If your child's dental checkups often reveal new cavities, you may be feeling a bit frustrated, especially if your youngster is brushing and flossing regularly. However, there are additional things that you can do to help keep your little one's teeth in better shape. Here are a few of them:

Ask for dental sealants.

Your child's dentist probably administers dental sealants for his or her patients regularly. The sealants, which are made from a plastic called resin, are used to coat the teeth. Often, a dentist targets the molars for a dental sealant application because the back teeth are more likely to become victims of tooth decay. Your child may have already incurred several cavities in his or her molars.

The back teeth in your child's mouth have deep crevices in their chewing surfaces. Also, because they are positioned in the rear of the mouth, your child may find it more difficult to clean these teeth effectively. 

The application of dental sealants is not painful and can be performed quickly during a single visit. After the sealants dry on the teeth, the deep crevices of your child's teeth are partially filled with the plastic material, so food particles and plaque are less likely to settle there. Additionally, the teeth are protected by a barrier of resin, so that decay-causing acid and other detrimental substances do not make contact with the coated portions of the teeth.

Dental sealants typically remain in place for years. However, if a sealant begins to chip or wear away, it can easily be reapplied at the dentist's office.

Give your child chewing gum.

Chewing sugarless gum after snacks and meals can help prevent tooth decay by pulling food and debris from the teeth. In addition, the process of chewing causes the salivary glands to produce greater amounts of saliva, which washes away plaque and helps dilute oral acid. 

Some gum can even help lessen the number of oral bacteria in your child's mouth. Gum that includes cinnamon or xylitol has antibacterial properties to help kill microbes that can cause tooth decay.

Bacteria in your child's mouth cause tooth decay by releasing acid after feeding on leftover carbohydrates in your youngster's oral cavity. The acid dissolves tooth enamel to produce cavities. Thus, eliminating oral bacteria and their food sources and diluting bacterial acid can help protect your child's teeth.

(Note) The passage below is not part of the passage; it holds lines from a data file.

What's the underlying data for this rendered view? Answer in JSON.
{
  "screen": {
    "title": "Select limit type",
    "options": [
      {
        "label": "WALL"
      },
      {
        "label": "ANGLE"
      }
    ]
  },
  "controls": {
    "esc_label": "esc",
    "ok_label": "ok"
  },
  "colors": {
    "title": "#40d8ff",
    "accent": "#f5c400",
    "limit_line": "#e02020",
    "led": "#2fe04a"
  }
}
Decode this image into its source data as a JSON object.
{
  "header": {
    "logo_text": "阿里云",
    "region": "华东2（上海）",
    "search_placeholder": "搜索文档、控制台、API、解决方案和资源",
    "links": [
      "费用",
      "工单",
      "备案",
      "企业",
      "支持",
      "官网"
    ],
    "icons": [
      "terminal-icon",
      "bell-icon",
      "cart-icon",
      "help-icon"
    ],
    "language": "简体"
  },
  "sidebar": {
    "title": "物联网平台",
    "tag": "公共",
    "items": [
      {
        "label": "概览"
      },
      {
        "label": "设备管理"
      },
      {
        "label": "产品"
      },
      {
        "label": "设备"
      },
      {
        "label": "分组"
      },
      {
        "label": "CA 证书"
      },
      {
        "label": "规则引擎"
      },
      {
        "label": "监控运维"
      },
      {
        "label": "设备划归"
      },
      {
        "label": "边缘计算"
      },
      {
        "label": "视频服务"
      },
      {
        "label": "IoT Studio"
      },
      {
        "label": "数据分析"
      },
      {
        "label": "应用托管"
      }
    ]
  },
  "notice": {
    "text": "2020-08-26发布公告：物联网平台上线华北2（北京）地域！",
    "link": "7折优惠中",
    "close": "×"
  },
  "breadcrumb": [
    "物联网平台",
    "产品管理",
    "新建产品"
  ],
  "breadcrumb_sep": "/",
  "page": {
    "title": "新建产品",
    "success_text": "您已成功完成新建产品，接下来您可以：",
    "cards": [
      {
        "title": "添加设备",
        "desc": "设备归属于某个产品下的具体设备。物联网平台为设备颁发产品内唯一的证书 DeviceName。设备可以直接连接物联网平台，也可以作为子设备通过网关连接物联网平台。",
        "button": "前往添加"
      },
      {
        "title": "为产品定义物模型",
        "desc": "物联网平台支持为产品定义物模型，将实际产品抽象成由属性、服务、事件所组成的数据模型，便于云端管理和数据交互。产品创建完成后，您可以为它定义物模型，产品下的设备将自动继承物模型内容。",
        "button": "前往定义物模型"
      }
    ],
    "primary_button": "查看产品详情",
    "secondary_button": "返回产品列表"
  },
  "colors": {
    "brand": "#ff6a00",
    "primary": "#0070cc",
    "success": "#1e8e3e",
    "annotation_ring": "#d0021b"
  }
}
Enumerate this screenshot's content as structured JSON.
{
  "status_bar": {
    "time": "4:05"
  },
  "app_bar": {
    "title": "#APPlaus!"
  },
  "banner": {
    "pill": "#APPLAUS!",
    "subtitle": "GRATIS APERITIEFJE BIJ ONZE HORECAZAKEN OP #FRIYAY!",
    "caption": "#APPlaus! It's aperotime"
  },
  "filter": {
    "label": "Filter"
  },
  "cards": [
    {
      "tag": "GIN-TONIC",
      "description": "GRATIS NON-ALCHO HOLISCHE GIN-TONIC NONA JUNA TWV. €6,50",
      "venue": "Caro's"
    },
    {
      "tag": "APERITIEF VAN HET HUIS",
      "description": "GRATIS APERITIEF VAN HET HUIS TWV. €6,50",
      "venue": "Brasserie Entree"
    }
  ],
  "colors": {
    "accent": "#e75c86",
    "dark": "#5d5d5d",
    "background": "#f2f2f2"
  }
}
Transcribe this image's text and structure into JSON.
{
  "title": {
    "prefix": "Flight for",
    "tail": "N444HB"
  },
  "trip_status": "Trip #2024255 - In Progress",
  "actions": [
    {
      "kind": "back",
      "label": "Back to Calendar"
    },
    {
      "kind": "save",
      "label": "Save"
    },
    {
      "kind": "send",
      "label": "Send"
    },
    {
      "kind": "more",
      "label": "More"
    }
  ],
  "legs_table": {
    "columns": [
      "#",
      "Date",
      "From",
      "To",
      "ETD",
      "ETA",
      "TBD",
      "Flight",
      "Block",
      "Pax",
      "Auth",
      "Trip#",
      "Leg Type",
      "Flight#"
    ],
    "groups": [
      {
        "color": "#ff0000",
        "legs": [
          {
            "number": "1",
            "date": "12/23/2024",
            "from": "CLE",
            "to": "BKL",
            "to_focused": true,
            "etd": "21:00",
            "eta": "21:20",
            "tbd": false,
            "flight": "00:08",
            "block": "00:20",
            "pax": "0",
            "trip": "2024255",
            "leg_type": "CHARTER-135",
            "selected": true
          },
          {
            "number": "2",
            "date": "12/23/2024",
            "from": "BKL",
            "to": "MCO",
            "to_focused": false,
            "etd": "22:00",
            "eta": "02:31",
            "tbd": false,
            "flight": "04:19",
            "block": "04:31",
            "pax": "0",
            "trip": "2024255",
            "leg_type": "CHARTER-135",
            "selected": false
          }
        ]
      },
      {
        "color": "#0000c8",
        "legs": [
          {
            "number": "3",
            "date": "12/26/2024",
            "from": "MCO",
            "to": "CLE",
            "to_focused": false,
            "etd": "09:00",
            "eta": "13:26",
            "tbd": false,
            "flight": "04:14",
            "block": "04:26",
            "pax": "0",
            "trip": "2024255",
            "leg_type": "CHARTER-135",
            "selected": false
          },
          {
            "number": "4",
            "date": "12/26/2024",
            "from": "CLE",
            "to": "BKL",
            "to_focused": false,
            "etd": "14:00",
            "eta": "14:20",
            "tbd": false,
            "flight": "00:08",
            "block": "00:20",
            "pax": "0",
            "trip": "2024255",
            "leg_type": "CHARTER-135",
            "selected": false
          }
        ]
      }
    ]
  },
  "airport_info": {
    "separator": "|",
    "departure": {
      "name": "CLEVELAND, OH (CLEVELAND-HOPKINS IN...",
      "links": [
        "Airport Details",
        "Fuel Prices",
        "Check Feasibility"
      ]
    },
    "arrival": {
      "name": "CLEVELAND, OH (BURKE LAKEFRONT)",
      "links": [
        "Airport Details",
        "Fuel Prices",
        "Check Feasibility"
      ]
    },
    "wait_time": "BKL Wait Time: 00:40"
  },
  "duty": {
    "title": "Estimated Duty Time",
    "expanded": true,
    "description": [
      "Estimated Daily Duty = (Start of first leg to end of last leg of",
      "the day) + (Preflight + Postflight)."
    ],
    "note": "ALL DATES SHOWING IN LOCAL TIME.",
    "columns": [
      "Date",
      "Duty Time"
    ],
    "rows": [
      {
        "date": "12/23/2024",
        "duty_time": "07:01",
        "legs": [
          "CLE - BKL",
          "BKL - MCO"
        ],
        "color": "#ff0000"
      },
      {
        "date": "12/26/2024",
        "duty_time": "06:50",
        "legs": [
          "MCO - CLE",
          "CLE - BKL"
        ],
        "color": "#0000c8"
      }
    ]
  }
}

For more information, contact Sunnyside Dentistry for Children-David E Doyle, DDS or a similar location.